[Records drawn from a dataset]
◇ ◇ ◇ ◇
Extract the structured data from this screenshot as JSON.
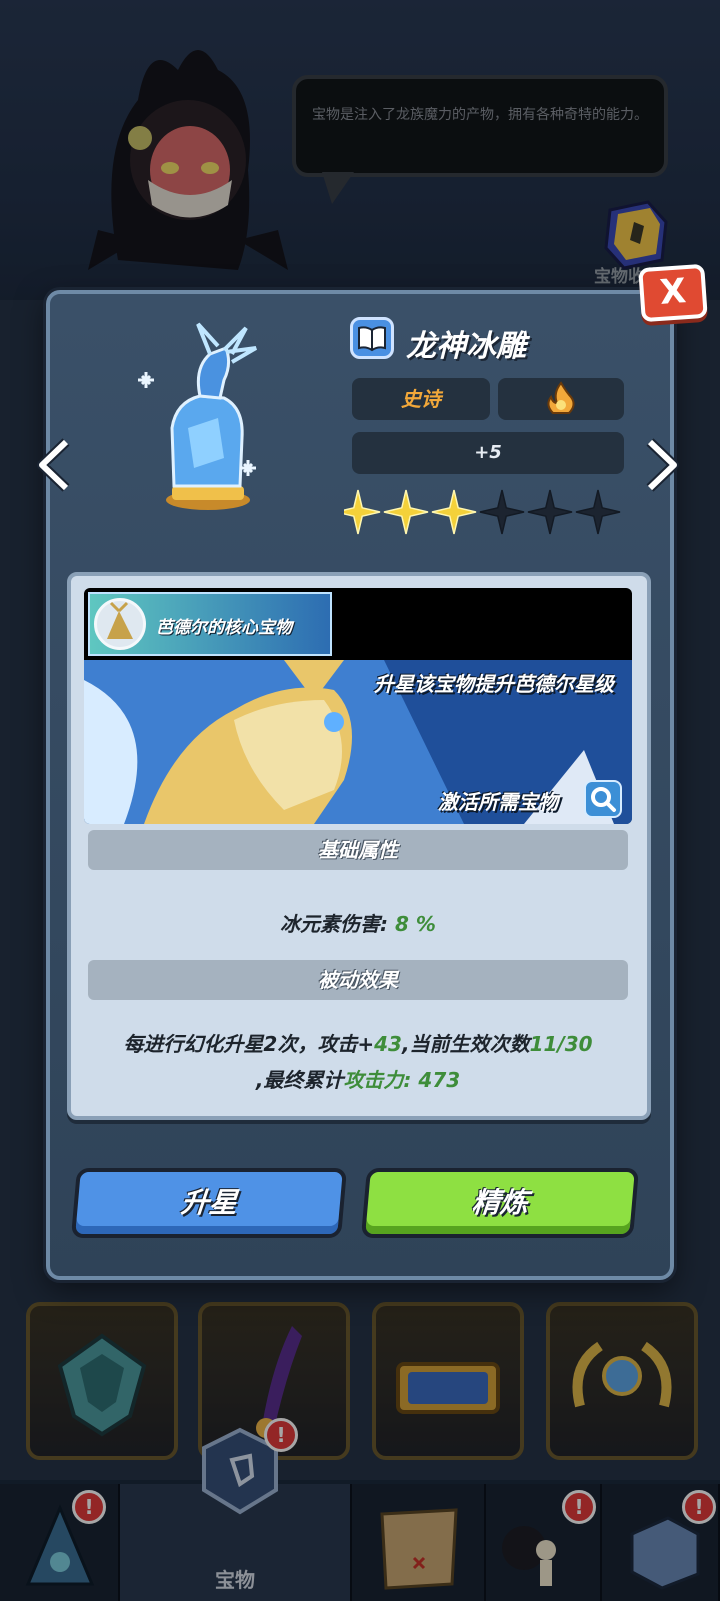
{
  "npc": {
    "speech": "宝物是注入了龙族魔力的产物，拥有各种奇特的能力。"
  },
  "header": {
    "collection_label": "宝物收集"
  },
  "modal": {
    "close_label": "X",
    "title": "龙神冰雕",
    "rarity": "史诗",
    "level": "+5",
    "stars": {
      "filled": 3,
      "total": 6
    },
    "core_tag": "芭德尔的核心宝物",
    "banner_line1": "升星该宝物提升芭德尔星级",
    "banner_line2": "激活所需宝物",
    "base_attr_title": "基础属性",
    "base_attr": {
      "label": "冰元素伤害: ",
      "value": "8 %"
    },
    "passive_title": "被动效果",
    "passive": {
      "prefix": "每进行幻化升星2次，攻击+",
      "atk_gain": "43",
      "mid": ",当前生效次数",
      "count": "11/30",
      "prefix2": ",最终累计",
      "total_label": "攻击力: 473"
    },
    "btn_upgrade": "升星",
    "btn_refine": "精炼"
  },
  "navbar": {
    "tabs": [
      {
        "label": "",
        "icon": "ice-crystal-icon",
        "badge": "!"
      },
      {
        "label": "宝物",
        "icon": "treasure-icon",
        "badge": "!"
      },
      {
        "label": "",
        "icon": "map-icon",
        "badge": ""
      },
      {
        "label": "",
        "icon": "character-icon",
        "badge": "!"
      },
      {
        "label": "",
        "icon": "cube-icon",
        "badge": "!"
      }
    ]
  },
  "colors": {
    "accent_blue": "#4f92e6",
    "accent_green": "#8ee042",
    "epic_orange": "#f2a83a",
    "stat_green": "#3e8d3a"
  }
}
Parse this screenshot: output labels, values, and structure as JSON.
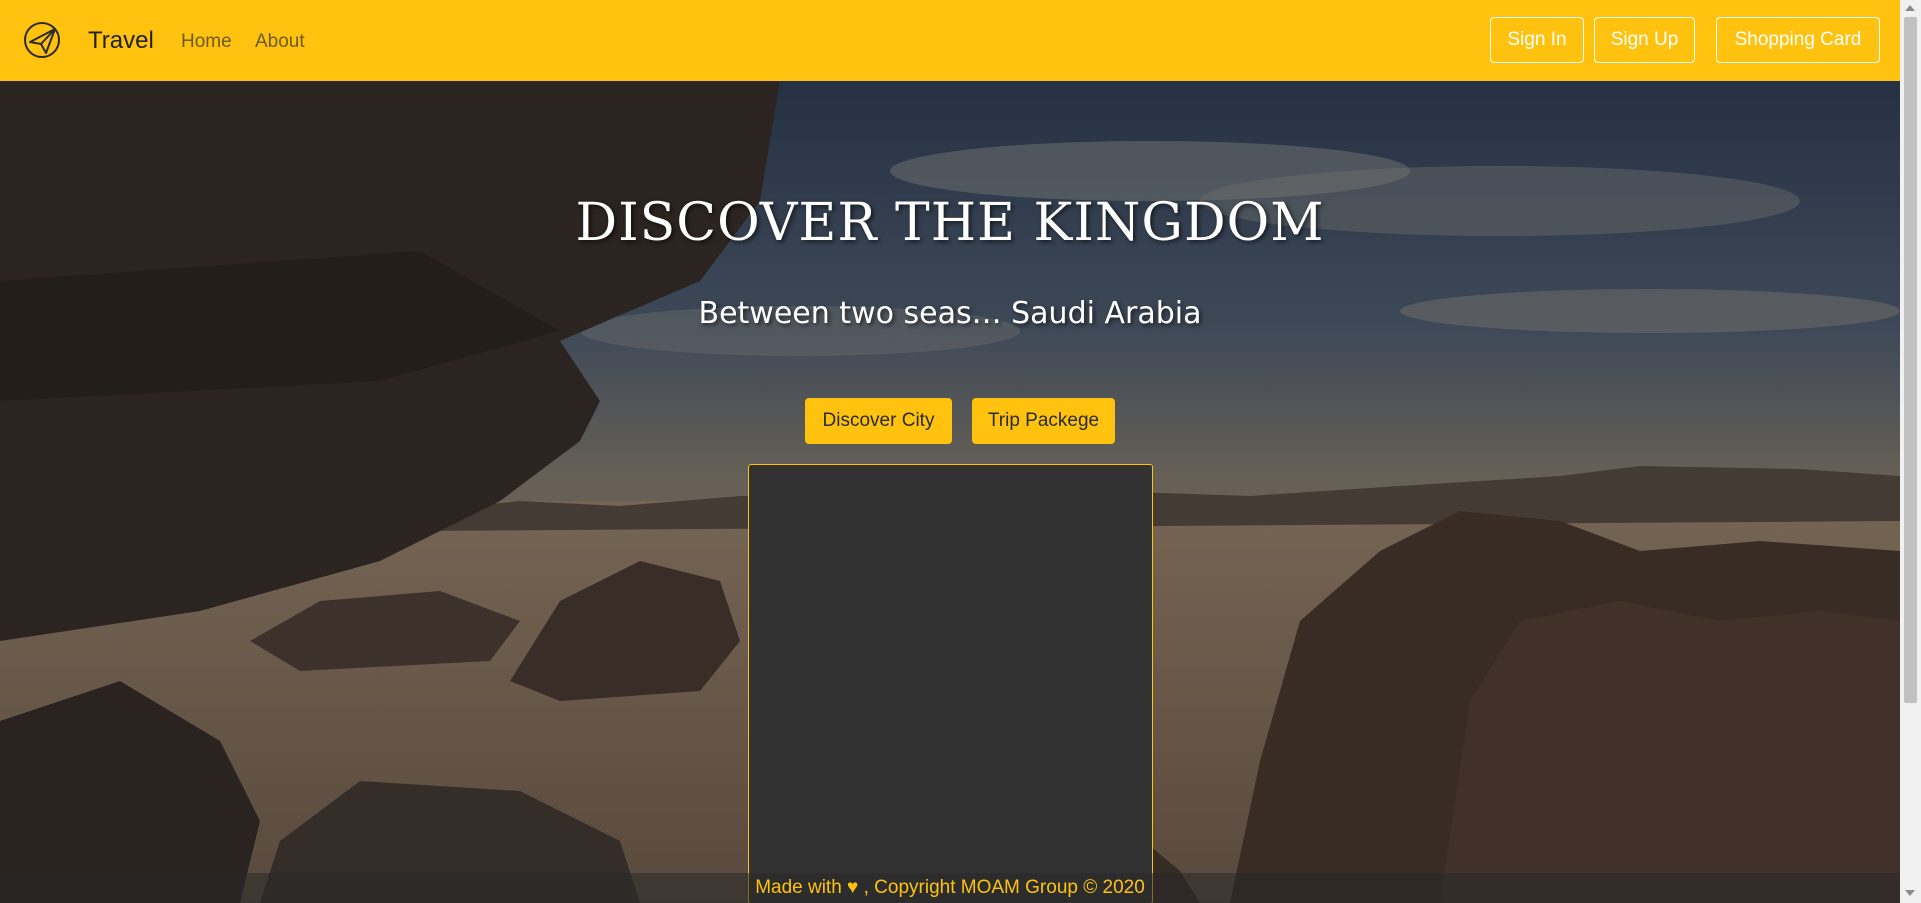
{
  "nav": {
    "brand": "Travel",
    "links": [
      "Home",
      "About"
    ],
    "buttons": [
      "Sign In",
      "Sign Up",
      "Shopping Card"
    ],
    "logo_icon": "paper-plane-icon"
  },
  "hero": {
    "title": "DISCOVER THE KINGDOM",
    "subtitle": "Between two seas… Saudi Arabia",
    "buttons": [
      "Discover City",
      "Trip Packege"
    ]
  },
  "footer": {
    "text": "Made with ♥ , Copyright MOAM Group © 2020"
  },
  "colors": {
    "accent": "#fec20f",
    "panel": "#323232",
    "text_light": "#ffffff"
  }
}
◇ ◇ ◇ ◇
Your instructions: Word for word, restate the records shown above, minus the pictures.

Answer:
Extract the structured data from this screenshot as JSON.
{
  "npc": {
    "speech": "宝物是注入了龙族魔力的产物，拥有各种奇特的能力。"
  },
  "header": {
    "collection_label": "宝物收集"
  },
  "modal": {
    "close_label": "X",
    "title": "龙神冰雕",
    "rarity": "史诗",
    "level": "+5",
    "stars": {
      "filled": 3,
      "total": 6
    },
    "core_tag": "芭德尔的核心宝物",
    "banner_line1": "升星该宝物提升芭德尔星级",
    "banner_line2": "激活所需宝物",
    "base_attr_title": "基础属性",
    "base_attr": {
      "label": "冰元素伤害: ",
      "value": "8 %"
    },
    "passive_title": "被动效果",
    "passive": {
      "prefix": "每进行幻化升星2次，攻击+",
      "atk_gain": "43",
      "mid": ",当前生效次数",
      "count": "11/30",
      "prefix2": ",最终累计",
      "total_label": "攻击力: 473"
    },
    "btn_upgrade": "升星",
    "btn_refine": "精炼"
  },
  "navbar": {
    "tabs": [
      {
        "label": "",
        "icon": "ice-crystal-icon",
        "badge": "!"
      },
      {
        "label": "宝物",
        "icon": "treasure-icon",
        "badge": "!"
      },
      {
        "label": "",
        "icon": "map-icon",
        "badge": ""
      },
      {
        "label": "",
        "icon": "character-icon",
        "badge": "!"
      },
      {
        "label": "",
        "icon": "cube-icon",
        "badge": "!"
      }
    ]
  },
  "colors": {
    "accent_blue": "#4f92e6",
    "accent_green": "#8ee042",
    "epic_orange": "#f2a83a",
    "stat_green": "#3e8d3a"
  }
}
Parse this screenshot: output labels, values, and structure as JSON.
{
  "nav": {
    "brand": "Travel",
    "links": [
      "Home",
      "About"
    ],
    "buttons": [
      "Sign In",
      "Sign Up",
      "Shopping Card"
    ],
    "logo_icon": "paper-plane-icon"
  },
  "hero": {
    "title": "DISCOVER THE KINGDOM",
    "subtitle": "Between two seas… Saudi Arabia",
    "buttons": [
      "Discover City",
      "Trip Packege"
    ]
  },
  "footer": {
    "text": "Made with ♥ , Copyright MOAM Group © 2020"
  },
  "colors": {
    "accent": "#fec20f",
    "panel": "#323232",
    "text_light": "#ffffff"
  }
}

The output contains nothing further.